April 9, 2019 Written by Rachel Casciato

Transforming to a Model-Based Enterprise—Tips and Barriers

The last 30 years have shown rapid scale of change in the manufacturing industry. Digitalization promises to simplify collaboration across the extended enterprise. There are many ways an organization can implement digital strategies, but perhaps the most impactful is to transform into a model-based enterprise (MBE).

A few weeks ago, I had the opportunity to interview Jim Zwica and Professor Nathan Hartman about how the rapid changes in collaboration have impacted product development. We discussed how today’s digital opportunities can significantly impact an organization’s competitive edge. I’ve invited Jim and Nathan to return for another panel discussion about an OEM’s transformation to an MBE, a company that collaborates with a fully digital 3D model across the extended enterprise.
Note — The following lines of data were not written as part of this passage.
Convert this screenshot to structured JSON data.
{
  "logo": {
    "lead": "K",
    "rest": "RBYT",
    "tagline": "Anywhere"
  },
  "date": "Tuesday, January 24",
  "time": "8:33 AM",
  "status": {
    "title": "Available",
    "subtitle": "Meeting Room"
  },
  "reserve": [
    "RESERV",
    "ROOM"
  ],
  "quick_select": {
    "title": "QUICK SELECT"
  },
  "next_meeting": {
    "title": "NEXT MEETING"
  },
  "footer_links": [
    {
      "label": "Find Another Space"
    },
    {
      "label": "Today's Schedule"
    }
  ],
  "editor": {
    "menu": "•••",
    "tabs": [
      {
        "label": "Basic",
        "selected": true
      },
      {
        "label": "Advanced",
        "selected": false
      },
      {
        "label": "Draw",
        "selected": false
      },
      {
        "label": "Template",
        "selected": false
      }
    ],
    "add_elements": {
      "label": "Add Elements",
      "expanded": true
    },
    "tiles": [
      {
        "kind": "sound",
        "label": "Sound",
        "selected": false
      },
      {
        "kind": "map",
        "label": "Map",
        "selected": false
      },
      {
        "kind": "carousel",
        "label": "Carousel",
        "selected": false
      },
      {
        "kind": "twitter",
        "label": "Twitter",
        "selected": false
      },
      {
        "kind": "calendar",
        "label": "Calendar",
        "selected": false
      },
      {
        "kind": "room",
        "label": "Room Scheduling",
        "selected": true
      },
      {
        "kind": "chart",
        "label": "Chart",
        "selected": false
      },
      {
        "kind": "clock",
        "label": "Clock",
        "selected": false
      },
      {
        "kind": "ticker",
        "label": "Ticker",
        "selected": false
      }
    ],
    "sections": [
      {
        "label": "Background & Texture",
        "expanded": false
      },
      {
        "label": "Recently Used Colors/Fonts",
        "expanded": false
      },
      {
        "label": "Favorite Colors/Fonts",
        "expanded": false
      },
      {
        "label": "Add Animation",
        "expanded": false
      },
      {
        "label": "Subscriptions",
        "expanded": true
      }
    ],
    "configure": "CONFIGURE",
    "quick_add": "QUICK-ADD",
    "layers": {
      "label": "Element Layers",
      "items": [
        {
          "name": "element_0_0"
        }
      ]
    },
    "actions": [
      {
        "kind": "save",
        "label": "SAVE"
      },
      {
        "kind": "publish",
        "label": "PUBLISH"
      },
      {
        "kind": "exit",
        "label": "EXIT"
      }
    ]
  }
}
During this 60-minute interview, Jim and Nathan dive into:

  • What constitutes a model-based enterprise
  • Common barriers to implementing this fully digital approach
  • 5 steps to transform into a model-based enterprise

Transforming into an MBE comes with plenty of roadblocks beyond the standard collaboration challenges. Whether your company is in the midst of transforming or just starting the conversation, I invite you to attend this virtual panel discussion to learn from the experts.


Nathan Hartman is the Dauch Family Professor of Advanced Manufacturing and Department Head of the Department of Computer Graphics Technology at Purdue University, and Director of the Purdue University Product Lifecycle Management (PLM) Center. Dr. Hartman is also Co-Executive Director of the Indiana Next-Generation Manufacturing Competitiveness Center (IN-MaC). Professor Hartman’s research areas include the process and methodology for creating model-based definitions; examining the use of the model-based definition in the product lifecycle; and developing the model-based enterprise. Professor Hartman’s industry research partners include Rolls Royce, Cummins, Boeing, GM, Rockwell Collins, Textron, Gulfstream, Procter and Gamble, GM, Honda, and others.


Jim Zwica’s expertise with PLM resides in his strategic and consultative approach. Throughout his roles with Engineering Animations Incorporated, Siemens, and Caterpillar, Jim has served as a consultant in understanding how OEMs collaborate with their manufacturers. Jim has led teams that developed the back-end of an innovative tool enabling virtual design reviews in the PLM software; served as a liaison between the engineering tool and the end users to provide recommendations for technology upgrades, and; consulted OEMs and manufacturers on how to best leverage PLM. During Jim’s time with Caterpillar, he also supported multiple teams to best leverage their PLM business strategy. In his current role at Vertex Software, Jim supports product development and provides insight into the business challenges with heavy manufacturing product teams.


Rachel has been a content marketer in the technology space for her entire professional career. Whether she writes about game-changing hardware or software technology, her top priority is creating value for her readers. At Vertex Software, she is consistently putting herself in someone else’s shoes—asking tough questions and finding ways to teach the most challenging of concepts in a simple way.